**Your instructions**
Quote the whole listing word for word, please.

** Opening Information provided block **

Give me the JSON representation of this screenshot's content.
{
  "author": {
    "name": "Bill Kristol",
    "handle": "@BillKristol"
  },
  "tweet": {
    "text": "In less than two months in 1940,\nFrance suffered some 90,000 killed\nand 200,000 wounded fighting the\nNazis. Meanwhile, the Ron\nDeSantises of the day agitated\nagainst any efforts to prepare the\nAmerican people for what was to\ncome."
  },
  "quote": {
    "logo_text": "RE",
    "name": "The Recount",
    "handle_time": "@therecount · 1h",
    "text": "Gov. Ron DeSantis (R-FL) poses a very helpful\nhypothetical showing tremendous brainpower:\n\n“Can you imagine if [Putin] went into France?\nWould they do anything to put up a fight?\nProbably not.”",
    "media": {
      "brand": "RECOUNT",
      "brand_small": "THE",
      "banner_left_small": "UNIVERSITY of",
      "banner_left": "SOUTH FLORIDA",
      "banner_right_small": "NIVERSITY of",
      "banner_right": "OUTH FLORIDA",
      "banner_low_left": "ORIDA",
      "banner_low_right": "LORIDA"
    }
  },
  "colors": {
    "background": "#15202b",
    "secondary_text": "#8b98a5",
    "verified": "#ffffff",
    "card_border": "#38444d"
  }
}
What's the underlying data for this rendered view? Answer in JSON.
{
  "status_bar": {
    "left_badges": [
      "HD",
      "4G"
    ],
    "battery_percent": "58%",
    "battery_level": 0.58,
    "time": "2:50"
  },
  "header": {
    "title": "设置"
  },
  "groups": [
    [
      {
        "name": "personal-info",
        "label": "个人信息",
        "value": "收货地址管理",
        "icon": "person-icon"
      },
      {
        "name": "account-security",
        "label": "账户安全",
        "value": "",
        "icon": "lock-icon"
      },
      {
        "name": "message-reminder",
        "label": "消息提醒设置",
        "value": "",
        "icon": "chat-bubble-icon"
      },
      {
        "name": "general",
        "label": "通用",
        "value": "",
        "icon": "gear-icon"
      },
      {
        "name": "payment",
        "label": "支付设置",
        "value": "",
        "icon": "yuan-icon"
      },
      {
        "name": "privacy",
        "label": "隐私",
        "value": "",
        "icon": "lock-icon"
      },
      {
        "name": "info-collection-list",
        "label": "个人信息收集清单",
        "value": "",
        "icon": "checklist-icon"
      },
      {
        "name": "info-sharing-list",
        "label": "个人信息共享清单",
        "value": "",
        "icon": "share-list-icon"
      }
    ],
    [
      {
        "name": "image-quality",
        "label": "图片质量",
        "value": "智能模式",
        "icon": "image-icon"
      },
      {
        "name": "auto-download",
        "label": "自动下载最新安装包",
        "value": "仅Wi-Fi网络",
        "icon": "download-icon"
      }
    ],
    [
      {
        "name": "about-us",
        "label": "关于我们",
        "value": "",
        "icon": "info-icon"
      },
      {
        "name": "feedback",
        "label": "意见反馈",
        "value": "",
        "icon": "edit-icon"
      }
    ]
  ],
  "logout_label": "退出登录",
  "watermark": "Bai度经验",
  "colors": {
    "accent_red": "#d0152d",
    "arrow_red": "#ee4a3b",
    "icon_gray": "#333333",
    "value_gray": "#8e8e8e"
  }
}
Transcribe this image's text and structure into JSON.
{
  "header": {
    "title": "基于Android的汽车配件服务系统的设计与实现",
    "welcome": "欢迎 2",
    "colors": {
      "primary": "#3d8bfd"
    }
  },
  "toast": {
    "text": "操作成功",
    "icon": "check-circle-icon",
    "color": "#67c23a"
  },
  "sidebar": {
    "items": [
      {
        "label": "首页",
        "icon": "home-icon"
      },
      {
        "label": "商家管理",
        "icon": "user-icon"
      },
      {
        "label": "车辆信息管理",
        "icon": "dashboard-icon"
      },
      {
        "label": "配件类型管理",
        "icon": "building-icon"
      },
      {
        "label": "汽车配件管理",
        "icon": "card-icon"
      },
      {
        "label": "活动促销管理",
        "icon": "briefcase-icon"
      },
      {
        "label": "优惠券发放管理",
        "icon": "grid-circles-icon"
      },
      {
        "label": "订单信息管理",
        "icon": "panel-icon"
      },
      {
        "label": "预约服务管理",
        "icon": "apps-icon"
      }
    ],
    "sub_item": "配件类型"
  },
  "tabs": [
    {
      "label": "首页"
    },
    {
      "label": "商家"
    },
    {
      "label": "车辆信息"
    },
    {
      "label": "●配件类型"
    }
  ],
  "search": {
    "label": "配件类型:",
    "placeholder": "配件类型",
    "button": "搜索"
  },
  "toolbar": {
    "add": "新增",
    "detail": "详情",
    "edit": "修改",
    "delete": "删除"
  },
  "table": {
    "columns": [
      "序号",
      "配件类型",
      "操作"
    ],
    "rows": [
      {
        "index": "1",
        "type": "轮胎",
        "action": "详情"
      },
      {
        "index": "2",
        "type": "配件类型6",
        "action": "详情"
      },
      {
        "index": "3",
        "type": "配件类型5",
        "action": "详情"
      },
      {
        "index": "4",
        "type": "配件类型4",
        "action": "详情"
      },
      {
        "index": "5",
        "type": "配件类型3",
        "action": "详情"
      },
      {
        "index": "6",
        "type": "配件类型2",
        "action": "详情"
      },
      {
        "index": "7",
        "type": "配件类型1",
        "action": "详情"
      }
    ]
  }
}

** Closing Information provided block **

**Result of this exercise**
Give me the JSON representation of this screenshot's content.
{
  "author": {
    "name": "Bill Kristol",
    "handle": "@BillKristol"
  },
  "tweet": {
    "text": "In less than two months in 1940,\nFrance suffered some 90,000 killed\nand 200,000 wounded fighting the\nNazis. Meanwhile, the Ron\nDeSantises of the day agitated\nagainst any efforts to prepare the\nAmerican people for what was to\ncome."
  },
  "quote": {
    "logo_text": "RE",
    "name": "The Recount",
    "handle_time": "@therecount · 1h",
    "text": "Gov. Ron DeSantis (R-FL) poses a very helpful\nhypothetical showing tremendous brainpower:\n\n“Can you imagine if [Putin] went into France?\nWould they do anything to put up a fight?\nProbably not.”",
    "media": {
      "brand": "RECOUNT",
      "brand_small": "THE",
      "banner_left_small": "UNIVERSITY of",
      "banner_left": "SOUTH FLORIDA",
      "banner_right_small": "NIVERSITY of",
      "banner_right": "OUTH FLORIDA",
      "banner_low_left": "ORIDA",
      "banner_low_right": "LORIDA"
    }
  },
  "colors": {
    "background": "#15202b",
    "secondary_text": "#8b98a5",
    "verified": "#ffffff",
    "card_border": "#38444d"
  }
}
What's the underlying data for this rendered view? Answer in JSON.
{
  "status_bar": {
    "left_badges": [
      "HD",
      "4G"
    ],
    "battery_percent": "58%",
    "battery_level": 0.58,
    "time": "2:50"
  },
  "header": {
    "title": "设置"
  },
  "groups": [
    [
      {
        "name": "personal-info",
        "label": "个人信息",
        "value": "收货地址管理",
        "icon": "person-icon"
      },
      {
        "name": "account-security",
        "label": "账户安全",
        "value": "",
        "icon": "lock-icon"
      },
      {
        "name": "message-reminder",
        "label": "消息提醒设置",
        "value": "",
        "icon": "chat-bubble-icon"
      },
      {
        "name": "general",
        "label": "通用",
        "value": "",
        "icon": "gear-icon"
      },
      {
        "name": "payment",
        "label": "支付设置",
        "value": "",
        "icon": "yuan-icon"
      },
      {
        "name": "privacy",
        "label": "隐私",
        "value": "",
        "icon": "lock-icon"
      },
      {
        "name": "info-collection-list",
        "label": "个人信息收集清单",
        "value": "",
        "icon": "checklist-icon"
      },
      {
        "name": "info-sharing-list",
        "label": "个人信息共享清单",
        "value": "",
        "icon": "share-list-icon"
      }
    ],
    [
      {
        "name": "image-quality",
        "label": "图片质量",
        "value": "智能模式",
        "icon": "image-icon"
      },
      {
        "name": "auto-download",
        "label": "自动下载最新安装包",
        "value": "仅Wi-Fi网络",
        "icon": "download-icon"
      }
    ],
    [
      {
        "name": "about-us",
        "label": "关于我们",
        "value": "",
        "icon": "info-icon"
      },
      {
        "name": "feedback",
        "label": "意见反馈",
        "value": "",
        "icon": "edit-icon"
      }
    ]
  ],
  "logout_label": "退出登录",
  "watermark": "Bai度经验",
  "colors": {
    "accent_red": "#d0152d",
    "arrow_red": "#ee4a3b",
    "icon_gray": "#333333",
    "value_gray": "#8e8e8e"
  }
}
Transcribe this image's text and structure into JSON.
{
  "header": {
    "title": "基于Android的汽车配件服务系统的设计与实现",
    "welcome": "欢迎 2",
    "colors": {
      "primary": "#3d8bfd"
    }
  },
  "toast": {
    "text": "操作成功",
    "icon": "check-circle-icon",
    "color": "#67c23a"
  },
  "sidebar": {
    "items": [
      {
        "label": "首页",
        "icon": "home-icon"
      },
      {
        "label": "商家管理",
        "icon": "user-icon"
      },
      {
        "label": "车辆信息管理",
        "icon": "dashboard-icon"
      },
      {
        "label": "配件类型管理",
        "icon": "building-icon"
      },
      {
        "label": "汽车配件管理",
        "icon": "card-icon"
      },
      {
        "label": "活动促销管理",
        "icon": "briefcase-icon"
      },
      {
        "label": "优惠券发放管理",
        "icon": "grid-circles-icon"
      },
      {
        "label": "订单信息管理",
        "icon": "panel-icon"
      },
      {
        "label": "预约服务管理",
        "icon": "apps-icon"
      }
    ],
    "sub_item": "配件类型"
  },
  "tabs": [
    {
      "label": "首页"
    },
    {
      "label": "商家"
    },
    {
      "label": "车辆信息"
    },
    {
      "label": "●配件类型"
    }
  ],
  "search": {
    "label": "配件类型:",
    "placeholder": "配件类型",
    "button": "搜索"
  },
  "toolbar": {
    "add": "新增",
    "detail": "详情",
    "edit": "修改",
    "delete": "删除"
  },
  "table": {
    "columns": [
      "序号",
      "配件类型",
      "操作"
    ],
    "rows": [
      {
        "index": "1",
        "type": "轮胎",
        "action": "详情"
      },
      {
        "index": "2",
        "type": "配件类型6",
        "action": "详情"
      },
      {
        "index": "3",
        "type": "配件类型5",
        "action": "详情"
      },
      {
        "index": "4",
        "type": "配件类型4",
        "action": "详情"
      },
      {
        "index": "5",
        "type": "配件类型3",
        "action": "详情"
      },
      {
        "index": "6",
        "type": "配件类型2",
        "action": "详情"
      },
      {
        "index": "7",
        "type": "配件类型1",
        "action": "详情"
      }
    ]
  }
}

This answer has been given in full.